Code Requirement[edit]

The 1965 edition of the NEC, article 384-15 was the first reference to the circuit total limitation of panelboards.[1] As of 2008, the location of this language is at Article 408.54 now titled "Maximum Number of Overcurrent Devices." Non-CTL panels have not been made by reputable manufacturers since 1965.[citation needed]

Non-CTL for replacement only[edit]

Circuitboards and panelboards built prior to 1965 did not have circuit total limiting devices or features built-in. To support these old panels, non-CTL circuit breakers that bypass the rejection feature are still sold "for replacement use only."[2] As a result, numerous unsafe situations have resulted where panels were dangerously overloaded because these non-CTL breakers continue to be used.[citation needed] With the use of non-CTL breakers, panels can be configured with the total number of circuits in excess of the designed capacity of that panel.

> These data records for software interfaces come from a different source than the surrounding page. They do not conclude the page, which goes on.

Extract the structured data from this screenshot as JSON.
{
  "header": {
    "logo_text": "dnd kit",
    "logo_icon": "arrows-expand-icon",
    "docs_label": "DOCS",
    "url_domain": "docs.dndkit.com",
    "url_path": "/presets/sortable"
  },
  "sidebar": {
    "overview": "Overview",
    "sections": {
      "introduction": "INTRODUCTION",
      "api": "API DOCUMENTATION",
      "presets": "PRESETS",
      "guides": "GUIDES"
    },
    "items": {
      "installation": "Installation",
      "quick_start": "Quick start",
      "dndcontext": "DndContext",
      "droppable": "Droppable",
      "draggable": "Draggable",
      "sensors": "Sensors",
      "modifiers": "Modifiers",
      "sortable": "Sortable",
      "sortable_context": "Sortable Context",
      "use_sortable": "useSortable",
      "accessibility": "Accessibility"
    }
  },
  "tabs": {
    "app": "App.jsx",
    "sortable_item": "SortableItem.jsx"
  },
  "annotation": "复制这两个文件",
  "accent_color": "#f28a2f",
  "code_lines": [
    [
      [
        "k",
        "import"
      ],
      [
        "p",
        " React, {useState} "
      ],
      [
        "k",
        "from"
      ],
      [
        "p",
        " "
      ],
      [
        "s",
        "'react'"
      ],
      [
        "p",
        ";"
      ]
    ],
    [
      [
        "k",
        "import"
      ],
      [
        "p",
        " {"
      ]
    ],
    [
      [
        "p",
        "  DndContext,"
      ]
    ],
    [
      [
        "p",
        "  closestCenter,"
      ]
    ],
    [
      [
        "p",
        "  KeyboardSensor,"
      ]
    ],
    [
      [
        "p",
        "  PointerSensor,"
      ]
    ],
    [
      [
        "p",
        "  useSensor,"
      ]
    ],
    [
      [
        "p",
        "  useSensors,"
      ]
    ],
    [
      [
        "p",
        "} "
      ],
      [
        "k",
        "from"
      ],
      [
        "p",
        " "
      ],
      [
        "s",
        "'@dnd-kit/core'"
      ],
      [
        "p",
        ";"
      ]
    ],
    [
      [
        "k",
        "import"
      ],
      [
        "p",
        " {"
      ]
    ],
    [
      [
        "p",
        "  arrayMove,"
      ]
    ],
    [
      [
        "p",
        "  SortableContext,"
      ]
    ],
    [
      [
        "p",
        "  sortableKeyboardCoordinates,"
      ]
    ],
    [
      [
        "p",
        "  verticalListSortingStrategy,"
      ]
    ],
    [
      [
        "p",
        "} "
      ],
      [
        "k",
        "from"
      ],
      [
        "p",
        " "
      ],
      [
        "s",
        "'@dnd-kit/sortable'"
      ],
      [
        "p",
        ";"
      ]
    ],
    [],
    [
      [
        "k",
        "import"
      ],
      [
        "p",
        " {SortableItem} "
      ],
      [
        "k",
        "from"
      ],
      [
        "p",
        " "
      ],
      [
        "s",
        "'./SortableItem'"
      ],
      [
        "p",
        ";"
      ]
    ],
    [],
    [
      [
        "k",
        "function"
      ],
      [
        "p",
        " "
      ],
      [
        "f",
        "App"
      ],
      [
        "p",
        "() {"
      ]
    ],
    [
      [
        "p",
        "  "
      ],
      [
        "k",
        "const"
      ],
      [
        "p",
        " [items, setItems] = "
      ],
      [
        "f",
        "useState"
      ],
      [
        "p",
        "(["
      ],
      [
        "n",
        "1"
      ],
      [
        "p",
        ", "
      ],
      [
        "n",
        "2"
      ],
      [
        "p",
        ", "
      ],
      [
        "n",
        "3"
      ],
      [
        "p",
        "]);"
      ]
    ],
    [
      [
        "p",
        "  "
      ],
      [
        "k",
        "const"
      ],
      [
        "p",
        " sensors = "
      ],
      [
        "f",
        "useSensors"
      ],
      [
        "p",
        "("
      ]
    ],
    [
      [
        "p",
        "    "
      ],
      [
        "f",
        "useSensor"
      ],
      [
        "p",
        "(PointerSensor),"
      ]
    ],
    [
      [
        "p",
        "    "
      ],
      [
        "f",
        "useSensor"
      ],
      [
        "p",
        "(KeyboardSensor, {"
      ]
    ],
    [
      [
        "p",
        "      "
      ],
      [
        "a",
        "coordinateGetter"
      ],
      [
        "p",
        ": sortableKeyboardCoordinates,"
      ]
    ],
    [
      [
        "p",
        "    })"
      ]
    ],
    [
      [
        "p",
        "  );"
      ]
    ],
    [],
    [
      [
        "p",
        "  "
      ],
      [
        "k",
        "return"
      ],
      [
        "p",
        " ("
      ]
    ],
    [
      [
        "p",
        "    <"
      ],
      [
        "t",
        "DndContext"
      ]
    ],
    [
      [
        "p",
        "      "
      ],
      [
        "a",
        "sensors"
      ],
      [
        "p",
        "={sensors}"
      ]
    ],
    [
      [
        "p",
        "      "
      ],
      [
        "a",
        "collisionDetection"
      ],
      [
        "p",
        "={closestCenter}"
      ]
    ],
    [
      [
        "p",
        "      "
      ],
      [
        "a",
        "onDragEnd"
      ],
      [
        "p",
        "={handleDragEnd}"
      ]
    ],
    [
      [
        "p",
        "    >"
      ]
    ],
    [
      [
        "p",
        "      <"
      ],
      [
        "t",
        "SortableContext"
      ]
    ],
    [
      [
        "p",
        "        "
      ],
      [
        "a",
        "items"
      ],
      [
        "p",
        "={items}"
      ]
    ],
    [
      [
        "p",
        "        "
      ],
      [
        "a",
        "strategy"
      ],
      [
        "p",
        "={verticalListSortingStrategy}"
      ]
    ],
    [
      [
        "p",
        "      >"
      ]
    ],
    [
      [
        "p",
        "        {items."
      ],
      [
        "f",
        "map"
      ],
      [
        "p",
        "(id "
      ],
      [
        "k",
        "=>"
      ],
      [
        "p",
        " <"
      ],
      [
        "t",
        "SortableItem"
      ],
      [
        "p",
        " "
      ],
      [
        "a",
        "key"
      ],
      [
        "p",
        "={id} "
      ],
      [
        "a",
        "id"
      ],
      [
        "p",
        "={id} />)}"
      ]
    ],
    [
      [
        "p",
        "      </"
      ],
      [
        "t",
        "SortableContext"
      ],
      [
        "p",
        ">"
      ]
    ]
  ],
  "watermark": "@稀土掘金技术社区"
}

The 2008 code did away with the previous 42 circuit limitation on panelboards.[3] One can now order panelboards with as many as 84 circuit places, and a corresponding ampacity rating. If a panelboard with a sufficient number of breaker positions is installed in the first place, the need for non-CTL breakers should be eliminated.

Gallery[edit]

See also[edit]

References[edit]

  1. ^ Terrell Croft; Wilford I. Summers; Frederic Hartwell. "American Electricians' Handbook". 15th Edition. p. 4.52. 
  2. ^ "UL's Guide Information for Electrical Equipment: The White Book 2008" (PDF). p. 90. 
  3. ^ See "bullet" in 2008 NEC between Articles 408.30 and 408.36, where 2005's Article 408.35 appeared.

External links[edit]